If you Google "BDR restore success rate" you will be surprised not to find much, if any, information. That is largely because no one will advertise the failures, only the best case scenarios. Often backup restorations fail and QWERTY Concepts became a victim of this when providing a solution to clients that was over-promised. In the end, the clients were not happy because their expectations were not met, the employees were not happy because they had to work extra hours and deliver the bad news, and the management was not happy because clients and employees were leaving.
Because of this company's core values and integrity, they've changed focus to deliver on Clients' expectations and they found that challenging the industry status quo was necessary. After years of research, development, testing, and improvements the QWERTY BDR solution comes with something no one else can give, a promise. QWERTY Concepts offers a guarantee to restore your environment - locally or in the cloud - and if the restoration fails, they will dispatch all available resources and even install the required temporary hardware to ensure up-time and continuity.
Not all backup and recovery solutions are created equal. Without argument the most critical aspect of any successful business is the safety of their data and operational continuity under all circumstances. Data loss has been a reality of life and no amount of safety and security features could completely eliminate this possibility. The reasons for this data loss might be anything from accidental deletion of files to system crash or maybe a power failure or a fire at the workplace, an act of nature or an actual accident. In any case, this threat has always been a great hindrance to business operations and there had been no credible tools to make complete recovery which at the best used to be partial and would result in heavy losses and other associated problems. But these are now things of the past as new age technology and cloud computing has given us a fail-proof Backup and Recovery Solution which is safe, secure, and automatic - but most importantly is expected to work in all possible conditions. Always make sure your cloud data is stored in a certified, preferably SSAE16 Type II data centers and is available at all times without any breaks or interruptions.
The way this backup and recovery system works is simply amazing. With this backup and recovery solution in place, there is no need for numerous system back-ups and file duplications to alternative locations - saving you money. Once you invest in a reliable backup and recovery solution, your company is designated a space on the cloud which is a digitally safe and secure data center located at a remote location and where all your files, databases, emails, drawings and pictures or any other digital media are automatically transferred. This is an excellent way to back-up all your files on individual machines and office servers as the whole process is online and no manual intervention is required. Moreover you have the flexibility to access these files from any location around the world through a mobile device or where you have access to a computer and an internet connection. With the digital data increasing at a huge rate each year, it makes sense to invest in cloud computing where you can choose a pay-as-you-go model and thus save on huge equipment investment as well as on the maintenance cost for the same.

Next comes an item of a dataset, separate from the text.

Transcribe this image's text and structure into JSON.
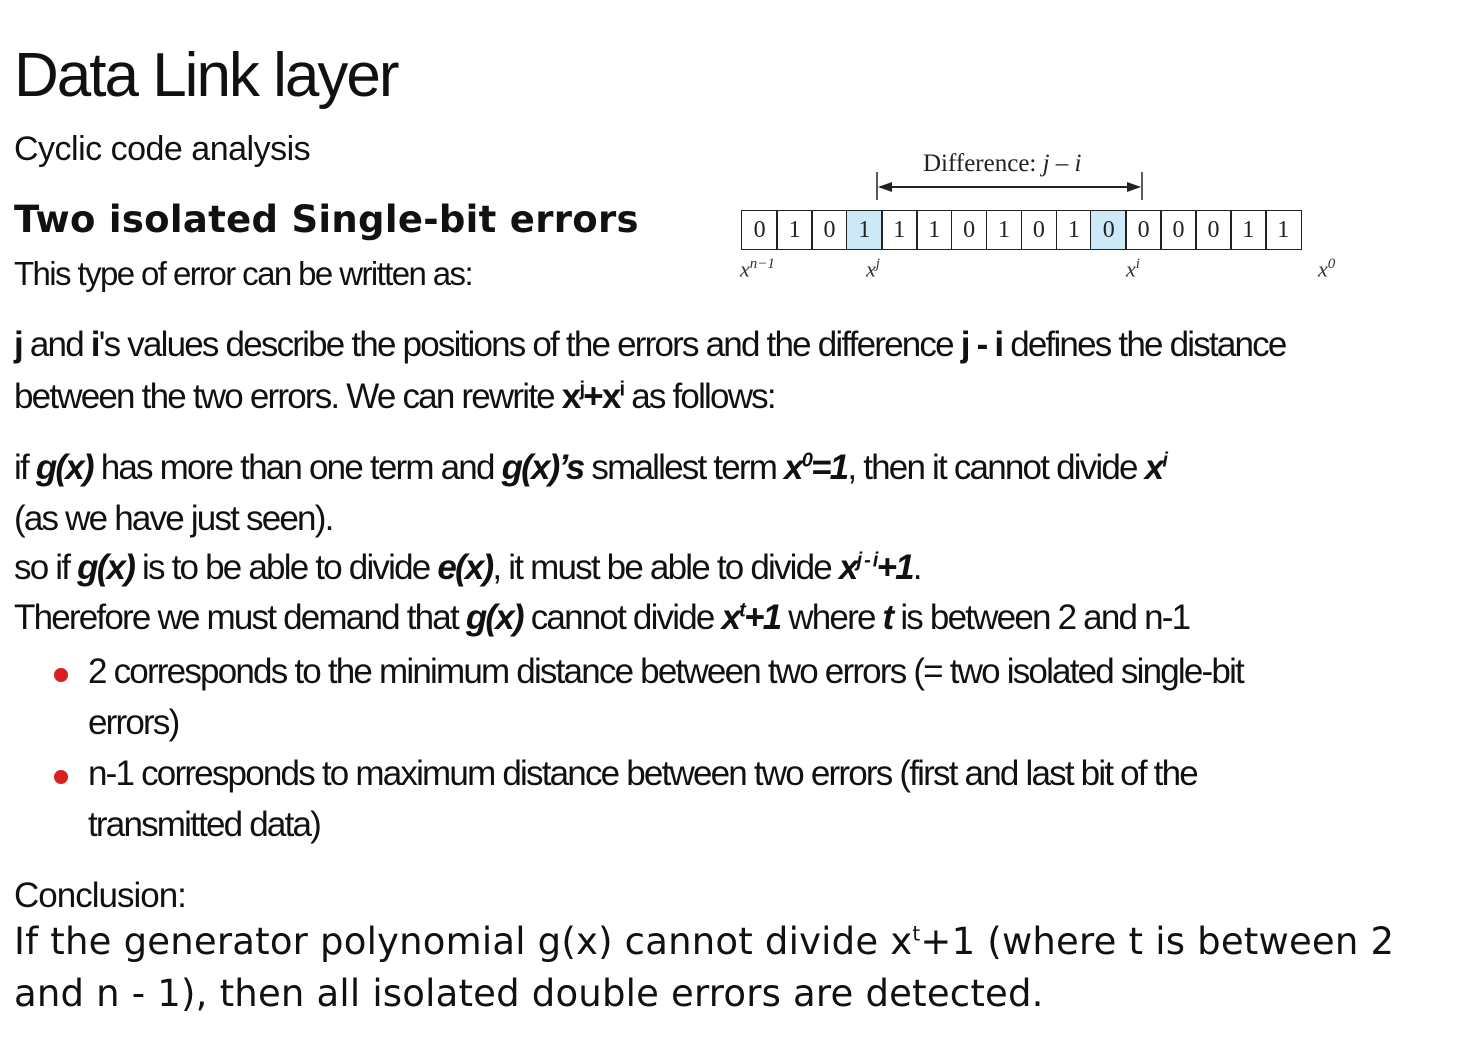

Any organizations first and foremost priority is to ensure safety of their customer details and maintain continuity of their services at any cost. Although we all take adequate measures to protect ourselves and would like to believe that no harm would come to us but at the same time we also take insurance to protect against any unforeseen circumstances or accidents which might occur. If we apply this principle to all aspects of our life, we shall also apply it for the purpose of data safety and Business Continuity so that our precious database and information is always effectively backed-up and recovered for us without any delays. This is not only critical from the point of productivity and maintenance of service to clients without any interruption but it is also crucial for the very survival of your organization as any delay in restoration of service or loss of data can result in terminal losses and other legal liabilities.